Would we be able to control technology with our hands? Unknowingly we may have already experienced the first few stages of it. See how we use our fingers to control the settings on our Mac Books? One finger to move the cursor, two to scroll and four to (in Windows term) minimize and maximize windows. If Steve Jobs and his men are able to ditch the touchpad while still allowing us to do the aforementioned and MORE, I’m pretty sure life as we saw in Minority Report would be achievable ๐Ÿ™‚

Actually movie directors seem to have better insight into the future. Perhaps when I celebrate my 60th birthday (if I can live that long) I would have already worked in an underground facility that is controlled by super computer. Yes, what you see in Resident Evil may just jolly well come true. And be careful when you sleep, as someone may just extract information from your unconscious mind when you dream. ๐Ÿ˜›

8 years ago when Minority Report was released, there were no social networks nor touchscreen phones. Gadgets we saw in the movie were hence pretty unrealistic. Most of us, I’m sure were skeptical of the whole new revolution. But guess what happened? Those unbelievable gadgets are slowly turning into reality. Do you know the US Army is currently researching on how to create a screen that is so thin and flexible that it can be rolled up? ๐Ÿ™‚ It would most likely replace the bulky, heavy netbooks/iPad/handphones we’re carrying now. especially when it doesn’t consume so much power! I read that it could be available in 3 years’ time.

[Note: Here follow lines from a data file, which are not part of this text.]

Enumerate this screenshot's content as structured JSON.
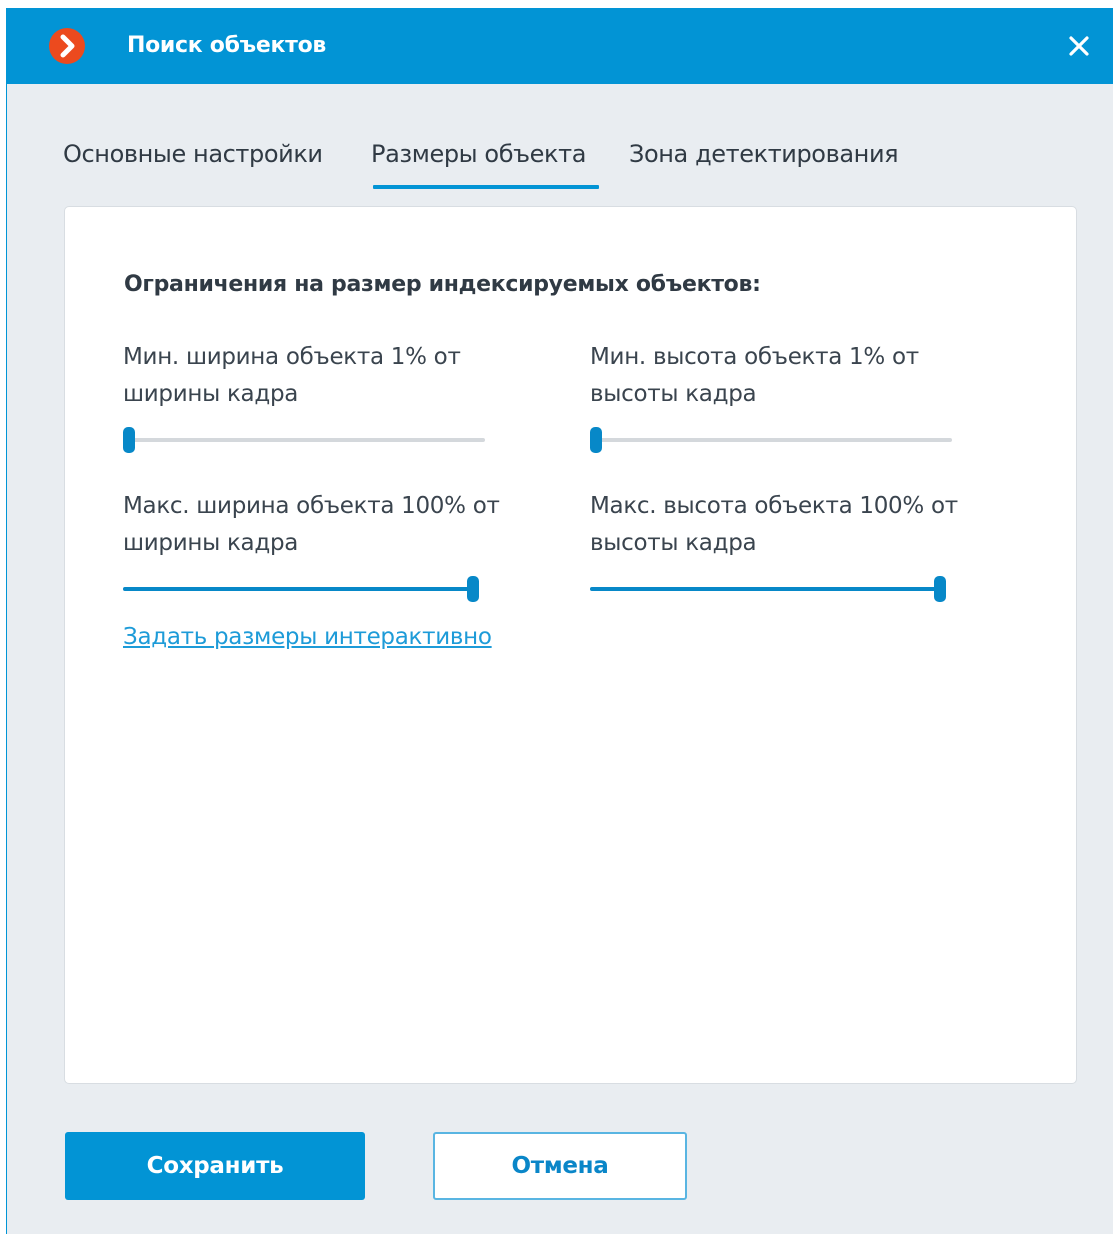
{
  "window": {
    "title": "Поиск объектов",
    "app_icon": "chevron-right-icon",
    "close_icon": "close-icon"
  },
  "tabs": [
    {
      "label": "Основные настройки",
      "active": false
    },
    {
      "label": "Размеры объекта",
      "active": true
    },
    {
      "label": "Зона детектирования",
      "active": false
    }
  ],
  "panel": {
    "section_title": "Ограничения на размер индексируемых объектов:",
    "min_width": {
      "label_line1": "Мин. ширина объекта 1% от",
      "label_line2": "ширины кадра",
      "value_percent": 1
    },
    "min_height": {
      "label_line1": "Мин. высота объекта 1% от",
      "label_line2": "высоты кадра",
      "value_percent": 1
    },
    "max_width": {
      "label_line1": "Макс. ширина объекта 100% от",
      "label_line2": "ширины кадра",
      "value_percent": 100
    },
    "max_height": {
      "label_line1": "Макс. высота объекта 100% от",
      "label_line2": "высоты кадра",
      "value_percent": 100
    },
    "interactive_link": "Задать размеры интерактивно"
  },
  "buttons": {
    "save": "Сохранить",
    "cancel": "Отмена"
  },
  "colors": {
    "accent": "#0294d5",
    "slider": "#0788c8",
    "link": "#1d9bd8",
    "app_icon_bg": "#ec4a1e",
    "background": "#e9edf1"
  }
}
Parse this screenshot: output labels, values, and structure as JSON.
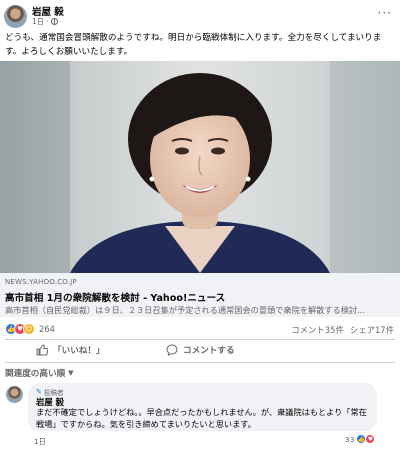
{
  "post": {
    "author": "岩屋 毅",
    "time": "1日",
    "text": "どうも、通常国会冒頭解散のようですね。明日から臨戦体制に入ります。全力を尽くしてまいります。よろしくお願いいたします。"
  },
  "link": {
    "domain": "NEWS.YAHOO.CO.JP",
    "title": "高市首相 1月の衆院解散を検討 - Yahoo!ニュース",
    "description": "高市首相（自民党総裁）は９日、２３日召集が予定される通常国会の冒頭で衆院を解散する検討..."
  },
  "stats": {
    "reaction_count": "264",
    "comments": "コメント35件",
    "shares": "シェア17件"
  },
  "actions": {
    "like_label": "「いいね！」",
    "comment_label": "コメントする"
  },
  "comments": {
    "sort_label": "関連度の高い順"
  },
  "comment": {
    "badge": "投稿者",
    "author": "岩屋 毅",
    "text": "まだ不確定でしょうけどね。。早合点だったかもしれません。が、衆議院はもとより「常在戦場」ですからね。気を引き締めてまいりたいと思います。",
    "time": "1日",
    "reaction_count": "33"
  },
  "icons": {
    "more": "more-horizontal-icon",
    "privacy": "globe-icon",
    "like": "thumbs-up-icon",
    "comment": "comment-bubble-icon",
    "sort": "chevron-down-icon",
    "badge": "author-badge-icon"
  },
  "colors": {
    "accent": "#1877f2",
    "love": "#f33e58",
    "care": "#f7b125",
    "secondary_text": "#65676b",
    "link_box_bg": "#f0f2f5"
  }
}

Anyway apart from the retractable screen, the movie showcased numerous other inventions which could probably come true in the future. But there are also some things which I reckon are unnecessary, accompanied with my explanation.

  1. Iris Recognition
    In the movie, people are identified by their iris (EYEBALLS) because apparently everyone’s iris is as unique as a fingerprint. But isn’t fingerprint recognition good enough for us? I’m not sure about you but when the beam flashes into your eye to identify your iris, it seems to hurt, like when the camera flashes right into your eyes. If you’re thinking about false rejections that fingerprint recognition could cause, many of these rejections are caused by human error (error during the registration). I do not totally disapprove of iris recognition though; it could be made into an alternative, like for silly people who chop off their fingers to escape from justice. But it should not definitely be made into compulsory gadget. ๐Ÿ™‚
  2. E-paper
    One of the most “WHOA!” items I saw in the movie.. just too unbelievable and I doubt every print company would go into that extent because of its cost and.. I don’t know. I prefer hard copies more? If I see an article I like, I’d cut it out and keep it somewhere. I don’t like print screening and saving it on my computer because you wouldn’t know when it’ll crash. (And I don’t have the habit of backing up my files) Once again, it can be made into a money-making alternative but definitely not a must-use.

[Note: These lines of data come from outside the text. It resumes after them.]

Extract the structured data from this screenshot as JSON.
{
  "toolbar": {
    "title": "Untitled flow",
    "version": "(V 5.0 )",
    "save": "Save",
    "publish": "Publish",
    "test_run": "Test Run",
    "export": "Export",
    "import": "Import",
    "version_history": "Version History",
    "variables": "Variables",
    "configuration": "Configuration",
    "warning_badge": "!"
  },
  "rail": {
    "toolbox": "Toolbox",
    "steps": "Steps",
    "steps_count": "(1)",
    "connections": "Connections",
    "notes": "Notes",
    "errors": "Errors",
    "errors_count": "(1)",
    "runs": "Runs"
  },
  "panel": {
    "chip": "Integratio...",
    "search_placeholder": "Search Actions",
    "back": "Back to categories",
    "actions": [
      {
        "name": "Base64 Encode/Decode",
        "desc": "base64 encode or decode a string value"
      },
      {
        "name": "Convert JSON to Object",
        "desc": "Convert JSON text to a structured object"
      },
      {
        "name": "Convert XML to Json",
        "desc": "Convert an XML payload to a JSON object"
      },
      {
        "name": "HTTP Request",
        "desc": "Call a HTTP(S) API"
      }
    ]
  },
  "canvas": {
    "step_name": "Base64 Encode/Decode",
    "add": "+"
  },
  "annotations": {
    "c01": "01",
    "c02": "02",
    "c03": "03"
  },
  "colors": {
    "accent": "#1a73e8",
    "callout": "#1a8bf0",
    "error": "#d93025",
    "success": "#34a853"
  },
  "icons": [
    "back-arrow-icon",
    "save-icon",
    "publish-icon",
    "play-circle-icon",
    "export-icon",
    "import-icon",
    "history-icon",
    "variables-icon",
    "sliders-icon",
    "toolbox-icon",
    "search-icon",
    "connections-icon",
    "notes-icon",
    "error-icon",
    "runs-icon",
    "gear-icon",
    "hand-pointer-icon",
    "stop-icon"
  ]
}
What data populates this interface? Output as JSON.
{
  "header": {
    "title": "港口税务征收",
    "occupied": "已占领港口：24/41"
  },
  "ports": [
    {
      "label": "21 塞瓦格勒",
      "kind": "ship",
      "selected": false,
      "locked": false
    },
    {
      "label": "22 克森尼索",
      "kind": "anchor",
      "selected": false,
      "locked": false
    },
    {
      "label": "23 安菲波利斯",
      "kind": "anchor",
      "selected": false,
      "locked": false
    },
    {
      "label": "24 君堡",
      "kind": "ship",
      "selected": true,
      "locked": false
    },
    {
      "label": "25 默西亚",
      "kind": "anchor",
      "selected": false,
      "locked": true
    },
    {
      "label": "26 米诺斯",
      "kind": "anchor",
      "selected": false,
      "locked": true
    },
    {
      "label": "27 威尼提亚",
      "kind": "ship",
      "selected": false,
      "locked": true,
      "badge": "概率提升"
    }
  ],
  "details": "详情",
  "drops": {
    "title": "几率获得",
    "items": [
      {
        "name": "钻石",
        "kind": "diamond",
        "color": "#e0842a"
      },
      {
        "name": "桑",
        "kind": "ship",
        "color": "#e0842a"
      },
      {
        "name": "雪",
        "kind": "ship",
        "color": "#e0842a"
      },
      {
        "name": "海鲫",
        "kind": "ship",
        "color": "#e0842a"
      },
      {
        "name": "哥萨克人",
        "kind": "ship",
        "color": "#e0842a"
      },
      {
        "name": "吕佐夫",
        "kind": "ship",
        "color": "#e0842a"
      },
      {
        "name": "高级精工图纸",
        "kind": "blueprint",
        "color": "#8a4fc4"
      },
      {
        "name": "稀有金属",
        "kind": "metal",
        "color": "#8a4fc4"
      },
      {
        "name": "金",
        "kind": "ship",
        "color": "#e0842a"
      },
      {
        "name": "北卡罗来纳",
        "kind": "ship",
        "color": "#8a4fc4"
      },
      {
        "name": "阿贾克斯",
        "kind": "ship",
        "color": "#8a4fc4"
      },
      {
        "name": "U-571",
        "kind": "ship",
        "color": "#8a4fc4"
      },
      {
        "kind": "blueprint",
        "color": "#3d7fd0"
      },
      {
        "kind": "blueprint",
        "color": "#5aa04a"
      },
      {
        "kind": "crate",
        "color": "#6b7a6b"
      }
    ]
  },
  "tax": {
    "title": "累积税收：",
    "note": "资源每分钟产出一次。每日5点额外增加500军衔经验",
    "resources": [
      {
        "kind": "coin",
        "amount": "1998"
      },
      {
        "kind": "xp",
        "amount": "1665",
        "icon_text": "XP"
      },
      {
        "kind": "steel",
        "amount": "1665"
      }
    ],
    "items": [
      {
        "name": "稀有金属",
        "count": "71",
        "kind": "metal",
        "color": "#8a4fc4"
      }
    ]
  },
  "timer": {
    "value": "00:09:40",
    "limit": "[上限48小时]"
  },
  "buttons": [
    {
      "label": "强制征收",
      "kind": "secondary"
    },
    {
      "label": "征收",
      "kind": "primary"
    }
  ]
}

I guess that’s all from the whole list of possible gadgets shown in the movie. The rest… they would pretty much add a whole lot of convenience to our lives ๐Ÿ™‚

I tried imagining myselfย  sitting on the couch, watching a 3-D film that projects holographic images in my living room. Then when I’m done with it, I’ll head over to my desk that holds my computer. But instead of using a mouse, I gesture. I gesture for the Firefox (probably by then it’d be taken over my Snow Leopard) window to be up! Right in front of me, is the Firefox window projected in the air. I touch the screen to navigate. That, my friends, is probably life in 50 years!

Now try imagining yours in 2050! ๐Ÿ™‚